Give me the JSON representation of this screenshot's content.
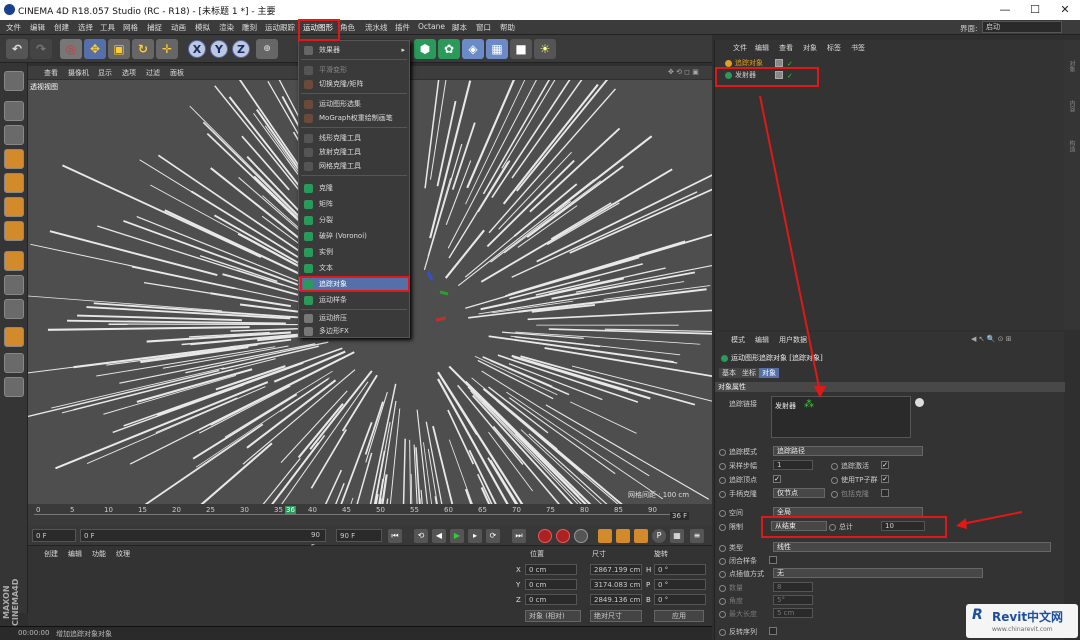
{
  "window": {
    "title": "CINEMA 4D R18.057 Studio (RC - R18) - [未标题 1 *] - 主要",
    "min": "—",
    "max": "☐",
    "close": "✕"
  },
  "menubar": {
    "items": [
      "文件",
      "编辑",
      "创建",
      "选择",
      "工具",
      "网格",
      "捕捉",
      "动画",
      "模拟",
      "渲染",
      "雕刻",
      "运动跟踪",
      "运动图形",
      "角色",
      "流水线",
      "插件",
      "Octane",
      "脚本",
      "窗口",
      "帮助"
    ],
    "layout_label": "界面:",
    "layout_value": "启动"
  },
  "viewport": {
    "menu": [
      "查看",
      "摄像机",
      "显示",
      "选项",
      "过滤",
      "面板"
    ],
    "label": "透视视图",
    "grid": "网格间距 : 100 cm"
  },
  "timeline": {
    "ticks": [
      "0",
      "5",
      "10",
      "15",
      "20",
      "25",
      "30",
      "35",
      "36",
      "40",
      "45",
      "50",
      "55",
      "60",
      "65",
      "70",
      "75",
      "80",
      "85",
      "90"
    ],
    "end": "36 F"
  },
  "playbar": {
    "start": "0 F",
    "cur": "0 F",
    "end1": "90 F",
    "end2": "90 F"
  },
  "material": {
    "menu": [
      "创建",
      "编辑",
      "功能",
      "纹理"
    ]
  },
  "coords": {
    "headers": [
      "位置",
      "尺寸",
      "旋转"
    ],
    "rows": [
      {
        "a": "X",
        "p": "0 cm",
        "s": "2867.199 cm",
        "r": "H",
        "rv": "0 °"
      },
      {
        "a": "Y",
        "p": "0 cm",
        "s": "3174.083 cm",
        "r": "P",
        "rv": "0 °"
      },
      {
        "a": "Z",
        "p": "0 cm",
        "s": "2849.136 cm",
        "r": "B",
        "rv": "0 °"
      }
    ],
    "mode": "对象 (相对)",
    "size_mode": "绝对尺寸",
    "apply": "应用"
  },
  "status": {
    "time": "00:00:00",
    "msg": "增加追踪对象对象"
  },
  "objects": {
    "menu": [
      "文件",
      "编辑",
      "查看",
      "对象",
      "标签",
      "书签"
    ],
    "items": [
      {
        "name": "追踪对象",
        "color": "#e0a020"
      },
      {
        "name": "发射器",
        "color": "#2a9a5a"
      }
    ]
  },
  "attributes": {
    "menu": [
      "模式",
      "编辑",
      "用户数据"
    ],
    "title": "运动图形追踪对象 [追踪对象]",
    "tabs": [
      "基本",
      "坐标",
      "对象"
    ],
    "section": "对象属性",
    "trace_link_label": "追踪链接",
    "trace_link_value": "发射器",
    "trace_mode_label": "追踪模式",
    "trace_mode_value": "追踪路径",
    "sample_label": "采样步幅",
    "sample_value": "1",
    "trace_active_label": "追踪激活",
    "trace_vertex_label": "追踪顶点",
    "use_tp_label": "使用TP子群",
    "hand_clone_label": "手柄克隆",
    "hand_clone_value": "仅节点",
    "link_clone_label": "包括克隆",
    "space_label": "空间",
    "space_value": "全局",
    "limit_label": "限制",
    "limit_value": "从结束",
    "total_label": "总计",
    "total_value": "10",
    "type_label": "类型",
    "type_value": "线性",
    "close_spline_label": "闭合样条",
    "interp_label": "点插值方式",
    "interp_value": "无",
    "count_label": "数量",
    "count_value": "8",
    "angle_label": "角度",
    "angle_value": "5°",
    "maxlen_label": "最大长度",
    "maxlen_value": "5 cm",
    "reverse_label": "反转序列"
  },
  "dropdown": {
    "header": "效果器",
    "items": [
      {
        "label": "克隆",
        "dim": false
      },
      {
        "label": "矩阵",
        "dim": false
      },
      {
        "label": "分裂",
        "dim": false
      },
      {
        "label": "破碎 (Voronoi)",
        "dim": false
      },
      {
        "label": "实例",
        "dim": false
      },
      {
        "label": "文本",
        "dim": false
      },
      {
        "label": "追踪对象",
        "dim": false
      },
      {
        "label": "运动样条",
        "dim": false
      },
      {
        "label": "运动挤压",
        "dim": false
      },
      {
        "label": "多边形FX",
        "dim": false
      }
    ],
    "top_items": [
      {
        "label": "平滑变形",
        "dim": true
      },
      {
        "label": "切换克隆/矩阵",
        "dim": false
      },
      {
        "label": "运动图形选集",
        "dim": false
      },
      {
        "label": "MoGraph权重绘制画笔",
        "dim": false
      },
      {
        "label": "线形克隆工具",
        "dim": false
      },
      {
        "label": "放射克隆工具",
        "dim": false
      },
      {
        "label": "网格克隆工具",
        "dim": false
      }
    ]
  },
  "watermark": {
    "brand": "Revit中文网",
    "url": "www.chinarevit.com",
    "r": "R"
  }
}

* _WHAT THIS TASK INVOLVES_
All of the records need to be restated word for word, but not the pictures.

* _RESULT OF THIS TASK_
Give me the JSON representation of this screenshot's content.
{
  "window": {
    "title": "CINEMA 4D R18.057 Studio (RC - R18) - [未标题 1 *] - 主要",
    "min": "—",
    "max": "☐",
    "close": "✕"
  },
  "menubar": {
    "items": [
      "文件",
      "编辑",
      "创建",
      "选择",
      "工具",
      "网格",
      "捕捉",
      "动画",
      "模拟",
      "渲染",
      "雕刻",
      "运动跟踪",
      "运动图形",
      "角色",
      "流水线",
      "插件",
      "Octane",
      "脚本",
      "窗口",
      "帮助"
    ],
    "layout_label": "界面:",
    "layout_value": "启动"
  },
  "viewport": {
    "menu": [
      "查看",
      "摄像机",
      "显示",
      "选项",
      "过滤",
      "面板"
    ],
    "label": "透视视图",
    "grid": "网格间距 : 100 cm"
  },
  "timeline": {
    "ticks": [
      "0",
      "5",
      "10",
      "15",
      "20",
      "25",
      "30",
      "35",
      "36",
      "40",
      "45",
      "50",
      "55",
      "60",
      "65",
      "70",
      "75",
      "80",
      "85",
      "90"
    ],
    "end": "36 F"
  },
  "playbar": {
    "start": "0 F",
    "cur": "0 F",
    "end1": "90 F",
    "end2": "90 F"
  },
  "material": {
    "menu": [
      "创建",
      "编辑",
      "功能",
      "纹理"
    ]
  },
  "coords": {
    "headers": [
      "位置",
      "尺寸",
      "旋转"
    ],
    "rows": [
      {
        "a": "X",
        "p": "0 cm",
        "s": "2867.199 cm",
        "r": "H",
        "rv": "0 °"
      },
      {
        "a": "Y",
        "p": "0 cm",
        "s": "3174.083 cm",
        "r": "P",
        "rv": "0 °"
      },
      {
        "a": "Z",
        "p": "0 cm",
        "s": "2849.136 cm",
        "r": "B",
        "rv": "0 °"
      }
    ],
    "mode": "对象 (相对)",
    "size_mode": "绝对尺寸",
    "apply": "应用"
  },
  "status": {
    "time": "00:00:00",
    "msg": "增加追踪对象对象"
  },
  "objects": {
    "menu": [
      "文件",
      "编辑",
      "查看",
      "对象",
      "标签",
      "书签"
    ],
    "items": [
      {
        "name": "追踪对象",
        "color": "#e0a020"
      },
      {
        "name": "发射器",
        "color": "#2a9a5a"
      }
    ]
  },
  "attributes": {
    "menu": [
      "模式",
      "编辑",
      "用户数据"
    ],
    "title": "运动图形追踪对象 [追踪对象]",
    "tabs": [
      "基本",
      "坐标",
      "对象"
    ],
    "section": "对象属性",
    "trace_link_label": "追踪链接",
    "trace_link_value": "发射器",
    "trace_mode_label": "追踪模式",
    "trace_mode_value": "追踪路径",
    "sample_label": "采样步幅",
    "sample_value": "1",
    "trace_active_label": "追踪激活",
    "trace_vertex_label": "追踪顶点",
    "use_tp_label": "使用TP子群",
    "hand_clone_label": "手柄克隆",
    "hand_clone_value": "仅节点",
    "link_clone_label": "包括克隆",
    "space_label": "空间",
    "space_value": "全局",
    "limit_label": "限制",
    "limit_value": "从结束",
    "total_label": "总计",
    "total_value": "10",
    "type_label": "类型",
    "type_value": "线性",
    "close_spline_label": "闭合样条",
    "interp_label": "点插值方式",
    "interp_value": "无",
    "count_label": "数量",
    "count_value": "8",
    "angle_label": "角度",
    "angle_value": "5°",
    "maxlen_label": "最大长度",
    "maxlen_value": "5 cm",
    "reverse_label": "反转序列"
  },
  "dropdown": {
    "header": "效果器",
    "items": [
      {
        "label": "克隆",
        "dim": false
      },
      {
        "label": "矩阵",
        "dim": false
      },
      {
        "label": "分裂",
        "dim": false
      },
      {
        "label": "破碎 (Voronoi)",
        "dim": false
      },
      {
        "label": "实例",
        "dim": false
      },
      {
        "label": "文本",
        "dim": false
      },
      {
        "label": "追踪对象",
        "dim": false
      },
      {
        "label": "运动样条",
        "dim": false
      },
      {
        "label": "运动挤压",
        "dim": false
      },
      {
        "label": "多边形FX",
        "dim": false
      }
    ],
    "top_items": [
      {
        "label": "平滑变形",
        "dim": true
      },
      {
        "label": "切换克隆/矩阵",
        "dim": false
      },
      {
        "label": "运动图形选集",
        "dim": false
      },
      {
        "label": "MoGraph权重绘制画笔",
        "dim": false
      },
      {
        "label": "线形克隆工具",
        "dim": false
      },
      {
        "label": "放射克隆工具",
        "dim": false
      },
      {
        "label": "网格克隆工具",
        "dim": false
      }
    ]
  },
  "watermark": {
    "brand": "Revit中文网",
    "url": "www.chinarevit.com",
    "r": "R"
  }
}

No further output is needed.